as the models were built to their proper nine foot scale,
the reason is that, since motion capture was done as a
starting point for the animators, that motion was still
captured by live action humans, who are generally not nine
feet physiologically, regardless if they are standing on
stilts for proper positioning and eyelines.  When the
presentation ended, everyone once again flocked Noisy Boy,
so that was my cue to get out of dodge.

After lunch, my next stop was the course on Character
Rigging and Creature Wrangling in Game, Feature Animation,
and Visual Effects Production.  As I've done my fair share
of the latter two, I was only particularly interested in
the game portion since I've never really worked on that
type of project.  I took a few tidbits from this,
including some which seem obvious but take on a different
meaning when actually presented to you.  The first was in
relation to the notion of "real time game rendering",
which again does exactly what it says.  What isn't obvious
about this is that the game system is actually not only
performing the rendering, but running animation on a joint
skeleton and using various logic operations to drive
these, all of which are being solved first before being
augmented with additional effects such as dynamics, and at
THAT point finally being rendered with a realtime shader.
On a standard 30 frame per second refresh game, this
means that each frame must be fully computed and rendered
in 33 milliseconds (16 milliseconds for a 60 frame per
second refresh) in order to update for fluid playback.
This of course is impressive in its own right, especially
when you consider the system is constantly taking user
input and running all of this through an AI (artificial
intelligence) engine, and optionally a physics solver with
cloth as well).  The presenter covered various schemes for
culling this data for speed optimization, such as skeletal
LODs (the same idea as a geometry level of detail, but
instead stopping certain joints from solving/animating
based on their distance to camera) for finger and facial
joint reduction, animation sampling reductions (running
keyframes on 2s, 3s, etc.), and lowered update rates of
the animation depending not only on distance, but on
importance of character and placement.  And of course, the
reminder that unlike in film and commercial production,
where most offscreen elements can be mostly ignored (aside
from shadow casters and ray reflectors), in a game the
entire environment and all characters must be done
completely as the user playing the game decides what will
be visible in many cases.  It was definitely an
interesting talk, and to be honest some of these
optimization tricks can definitely be applied to non-games
specific work, especially in the land of crowd work.

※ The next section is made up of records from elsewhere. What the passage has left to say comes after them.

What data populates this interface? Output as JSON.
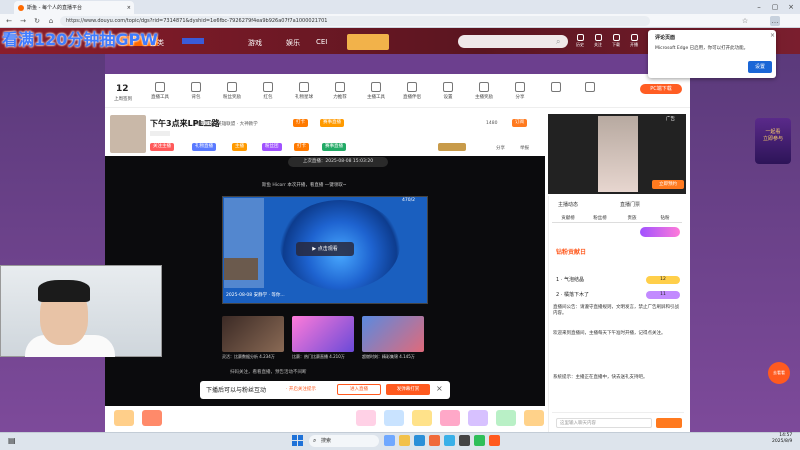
{
  "browser": {
    "tab_title": "斯鱼 - 每个人的直播平台",
    "url": "https://www.douyu.com/topic/dgs?rid=7314871&dyshid=1e6fbc-7926279f4ea9b926a07f7a1000021701"
  },
  "overlay_text": "看满120分钟抽GPW",
  "site": {
    "nav": [
      "分类",
      "",
      "游戏",
      "娱乐",
      "CEI"
    ],
    "header_icons": [
      "历史",
      "关注",
      "下载",
      "开播",
      "消息"
    ],
    "popup": {
      "title": "评论页面",
      "body": "Microsoft Edge 已启用，你可以打开此功能。",
      "button": "设置"
    }
  },
  "toolbar": {
    "level": "12",
    "items": [
      "上周签到",
      "直播工具",
      "背包",
      "粉丝奖励",
      "红包",
      "礼物星球",
      "力推荐",
      "主播工具",
      "直播伴侣",
      "设置",
      "主播奖励",
      "分享"
    ],
    "pc_button": "PC端下载"
  },
  "stream": {
    "title": "下午3点来LPL二路",
    "subtitle": "网游竞技 · 英雄联盟 · 大神教学",
    "tags": [
      "关注主播",
      "礼物直播",
      "主播",
      "粉丝团",
      "打卡",
      "赛事直播"
    ],
    "follow_count": "1480",
    "subscribe": "订阅",
    "share": "分享",
    "report": "举报"
  },
  "video": {
    "broadcast_time": "上次直播：2025-08-08 15:03:20",
    "notice": "斯鱼 Hicorr 本次开播，看直播 一键领取~",
    "desktop_caption": "2025-08-08 安静学 · 等你...",
    "play_label": "▶ 点击观看",
    "desktop_badge": "470/2",
    "tip": "扫码关注，看看直播，预告活动不间断",
    "thumbs": [
      {
        "caption": "灵活：比赛数据分析",
        "stat": "4.234万"
      },
      {
        "caption": "比赛：热门比赛直播",
        "stat": "4.210万"
      },
      {
        "caption": "超燃时刻：精彩集锦",
        "stat": "4.145万"
      }
    ],
    "promo": {
      "text": "下播后可以与粉丝互动",
      "note": "· 开启关注提示",
      "btn1": "进入直播",
      "btn2": "发弹幕打赏"
    }
  },
  "right": {
    "ad_label": "广告",
    "ad_button": "立即预约",
    "tabs": [
      "主播动态",
      "直播门票"
    ],
    "subtabs": [
      "贡献榜",
      "粉丝榜",
      "贵族",
      "钻粉"
    ],
    "rank_title": "钻粉贡献日",
    "rows": [
      {
        "name": "1 · 气泡结晶",
        "level": "12"
      },
      {
        "name": "2 · 橘落下木了",
        "level": "11"
      }
    ],
    "chat": [
      "直播间公告：请遵守直播规则，文明发言，禁止广告刷屏和引战内容。",
      "欢迎来到直播间，主播每天下午准时开播，记得点关注。",
      "系统提示：主播正在直播中，快去送礼支持吧。"
    ],
    "input_placeholder": "这里输入聊天内容"
  },
  "side_promo": {
    "title": "一起看",
    "button": "立即参与",
    "badge": "去看看"
  },
  "taskbar": {
    "search": "搜索",
    "time": "14:57",
    "date": "2025/8/9"
  }
}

At this point, I took a break to peruse the expo floor
which opened today.  Honestly, I was a bit uninspired by
what I saw, as there didn't appear to be any new or
groundbreaking technology present.  Instead, there was
just more of the same thing from many shows past,
including the requisite motion capture booths, rapid
prototyping machines, new graphics cards, and seemingly
more show floor bookstores.  I also took this opportunity
to check out the emerging technologies area before heading
to the last talk for my day.

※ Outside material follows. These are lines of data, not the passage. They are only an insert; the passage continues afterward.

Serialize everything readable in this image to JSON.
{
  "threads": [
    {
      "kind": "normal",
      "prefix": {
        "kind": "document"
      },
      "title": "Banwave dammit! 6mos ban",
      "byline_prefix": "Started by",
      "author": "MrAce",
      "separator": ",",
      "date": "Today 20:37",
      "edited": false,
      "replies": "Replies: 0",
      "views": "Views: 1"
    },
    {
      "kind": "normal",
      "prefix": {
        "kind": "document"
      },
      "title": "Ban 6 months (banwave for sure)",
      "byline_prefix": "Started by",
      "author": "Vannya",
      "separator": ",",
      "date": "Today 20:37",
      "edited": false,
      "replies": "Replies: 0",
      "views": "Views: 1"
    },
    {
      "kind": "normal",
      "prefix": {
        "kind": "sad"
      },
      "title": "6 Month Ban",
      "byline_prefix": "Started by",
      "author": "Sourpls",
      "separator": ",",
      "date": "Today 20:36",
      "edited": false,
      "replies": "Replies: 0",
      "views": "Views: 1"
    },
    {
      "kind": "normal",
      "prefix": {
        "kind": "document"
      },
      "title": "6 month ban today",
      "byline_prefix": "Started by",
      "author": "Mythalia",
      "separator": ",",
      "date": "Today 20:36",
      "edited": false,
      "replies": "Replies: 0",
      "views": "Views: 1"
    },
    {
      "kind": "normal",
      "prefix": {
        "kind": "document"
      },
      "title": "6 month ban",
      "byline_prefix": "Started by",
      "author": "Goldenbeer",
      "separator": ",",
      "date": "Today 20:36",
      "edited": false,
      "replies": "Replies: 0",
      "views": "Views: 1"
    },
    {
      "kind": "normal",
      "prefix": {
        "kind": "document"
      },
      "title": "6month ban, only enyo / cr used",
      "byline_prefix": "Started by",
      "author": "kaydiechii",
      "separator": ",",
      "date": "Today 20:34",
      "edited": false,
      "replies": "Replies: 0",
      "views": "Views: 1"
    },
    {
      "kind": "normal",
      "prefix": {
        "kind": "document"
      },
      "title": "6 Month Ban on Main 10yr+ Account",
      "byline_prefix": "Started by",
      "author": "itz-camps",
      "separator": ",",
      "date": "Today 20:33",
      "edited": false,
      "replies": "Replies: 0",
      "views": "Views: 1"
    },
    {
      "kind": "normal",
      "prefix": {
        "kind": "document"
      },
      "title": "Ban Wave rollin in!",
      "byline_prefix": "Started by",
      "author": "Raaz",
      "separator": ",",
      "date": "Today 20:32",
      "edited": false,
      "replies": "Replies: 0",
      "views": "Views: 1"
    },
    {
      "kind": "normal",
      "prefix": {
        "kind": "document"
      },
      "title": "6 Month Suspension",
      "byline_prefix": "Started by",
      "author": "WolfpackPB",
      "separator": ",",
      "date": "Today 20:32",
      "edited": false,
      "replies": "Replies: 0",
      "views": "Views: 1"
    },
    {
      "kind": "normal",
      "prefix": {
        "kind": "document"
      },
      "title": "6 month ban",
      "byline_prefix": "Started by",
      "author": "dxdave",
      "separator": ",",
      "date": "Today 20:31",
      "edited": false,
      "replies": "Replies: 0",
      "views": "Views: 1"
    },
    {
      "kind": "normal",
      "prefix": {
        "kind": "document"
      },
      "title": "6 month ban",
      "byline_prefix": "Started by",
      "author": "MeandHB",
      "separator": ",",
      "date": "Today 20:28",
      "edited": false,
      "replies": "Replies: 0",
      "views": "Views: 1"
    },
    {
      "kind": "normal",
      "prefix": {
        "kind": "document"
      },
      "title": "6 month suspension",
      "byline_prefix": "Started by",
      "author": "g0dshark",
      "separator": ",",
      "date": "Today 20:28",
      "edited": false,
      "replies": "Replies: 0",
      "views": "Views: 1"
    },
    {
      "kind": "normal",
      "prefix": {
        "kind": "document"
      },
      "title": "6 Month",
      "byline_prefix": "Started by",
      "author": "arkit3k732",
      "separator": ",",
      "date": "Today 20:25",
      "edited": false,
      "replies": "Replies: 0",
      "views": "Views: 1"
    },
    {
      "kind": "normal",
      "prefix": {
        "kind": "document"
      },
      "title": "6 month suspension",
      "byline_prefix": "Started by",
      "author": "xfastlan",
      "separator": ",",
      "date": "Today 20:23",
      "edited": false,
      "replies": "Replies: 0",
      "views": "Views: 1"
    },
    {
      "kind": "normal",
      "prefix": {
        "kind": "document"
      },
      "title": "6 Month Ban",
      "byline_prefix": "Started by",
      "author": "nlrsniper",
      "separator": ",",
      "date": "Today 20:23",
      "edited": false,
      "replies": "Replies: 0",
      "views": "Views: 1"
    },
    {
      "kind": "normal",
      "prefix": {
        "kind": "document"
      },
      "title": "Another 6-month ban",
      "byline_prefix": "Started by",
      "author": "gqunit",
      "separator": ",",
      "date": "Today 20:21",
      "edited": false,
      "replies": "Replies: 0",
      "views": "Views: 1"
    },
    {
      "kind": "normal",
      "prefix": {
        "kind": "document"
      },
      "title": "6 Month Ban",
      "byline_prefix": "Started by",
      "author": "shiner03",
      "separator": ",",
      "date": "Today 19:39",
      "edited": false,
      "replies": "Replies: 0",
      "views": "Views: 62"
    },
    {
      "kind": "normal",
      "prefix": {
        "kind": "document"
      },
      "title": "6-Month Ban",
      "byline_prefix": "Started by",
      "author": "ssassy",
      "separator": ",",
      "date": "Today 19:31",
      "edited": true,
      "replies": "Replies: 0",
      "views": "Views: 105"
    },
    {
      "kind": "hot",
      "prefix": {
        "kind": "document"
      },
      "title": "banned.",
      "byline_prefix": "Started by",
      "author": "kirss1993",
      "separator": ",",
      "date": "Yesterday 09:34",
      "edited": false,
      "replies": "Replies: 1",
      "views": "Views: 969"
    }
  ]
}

I arrived a few minutes after the 25th Anniversary Rhythm
and Hues presentation began, and I must say that what
followed was a well paced, fun talk by at least ten people
about the history of the company and various achievements
and techniques employed there.  Moderated by the legendary
Bill Kroyer, they talked about the 1999 merger with VIFX
as well as their multinational expansion from LA into
Vancouver, Mumbai, Hyderabad, and Kuala Lumpur, bringing
their total workforce to over 1,400 worldwide employees.
I particularly enjoyed some of the older footage they
showed from the early days, and of course seeing some of
their recent work from Snow White and the Huntsman was a
nice contrast.  It was great to see Markus Kurtz
presenting, now Vice President of Production Technology,
whom I had the pleasure of working with back on Stealth as

Well, that about covers today's fun.  As always, if you
have any thoughts on some of the topics I brought up,
please don't hesitate to drop me a comment or an email.
And now for some sleep...goodnight all!

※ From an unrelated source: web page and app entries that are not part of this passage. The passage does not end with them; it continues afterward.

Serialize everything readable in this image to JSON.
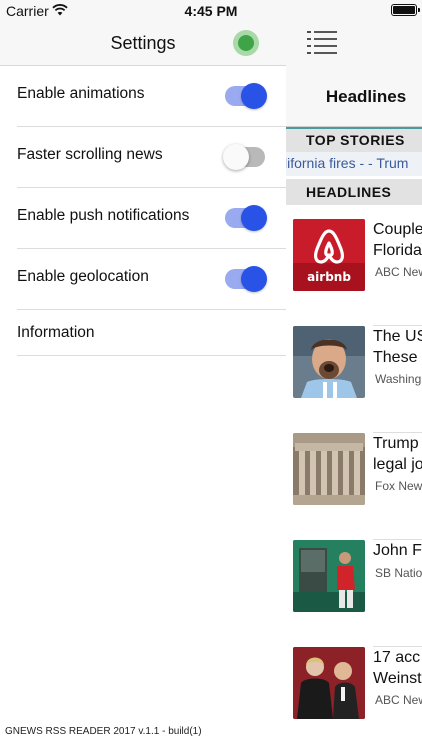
{
  "status_bar": {
    "carrier": "Carrier",
    "time": "4:45 PM"
  },
  "settings": {
    "title": "Settings",
    "items": [
      {
        "label": "Enable animations",
        "enabled": true
      },
      {
        "label": "Faster scrolling news",
        "enabled": false
      },
      {
        "label": "Enable push notifications",
        "enabled": true
      },
      {
        "label": "Enable geolocation",
        "enabled": true
      }
    ],
    "information_label": "Information",
    "footer": "GNEWS RSS READER 2017 v.1.1 - build(1)",
    "accent_color": "#2952e6",
    "status_indicator_color": "#3fa447"
  },
  "news": {
    "title": "Headlines",
    "top_stories_label": "TOP STORIES",
    "ticker_text": "lifornia fires -  - Trum",
    "headlines_label": "HEADLINES",
    "items": [
      {
        "headline": "Couple\nFlorida",
        "source": "ABC New",
        "thumb_icon": "airbnb-logo-thumbnail"
      },
      {
        "headline": "The US\nThese",
        "source": "Washing",
        "thumb_icon": "soccer-player-thumbnail"
      },
      {
        "headline": "Trump\nlegal jo",
        "source": "Fox New",
        "thumb_icon": "courthouse-thumbnail"
      },
      {
        "headline": "John F",
        "source": "SB Natio",
        "thumb_icon": "baseball-dugout-thumbnail"
      },
      {
        "headline": "17 acc\nWeinst",
        "source": "ABC New",
        "thumb_icon": "people-event-thumbnail"
      }
    ]
  }
}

David Blumenfeld is with Brickyard VFX. Check out their Website at: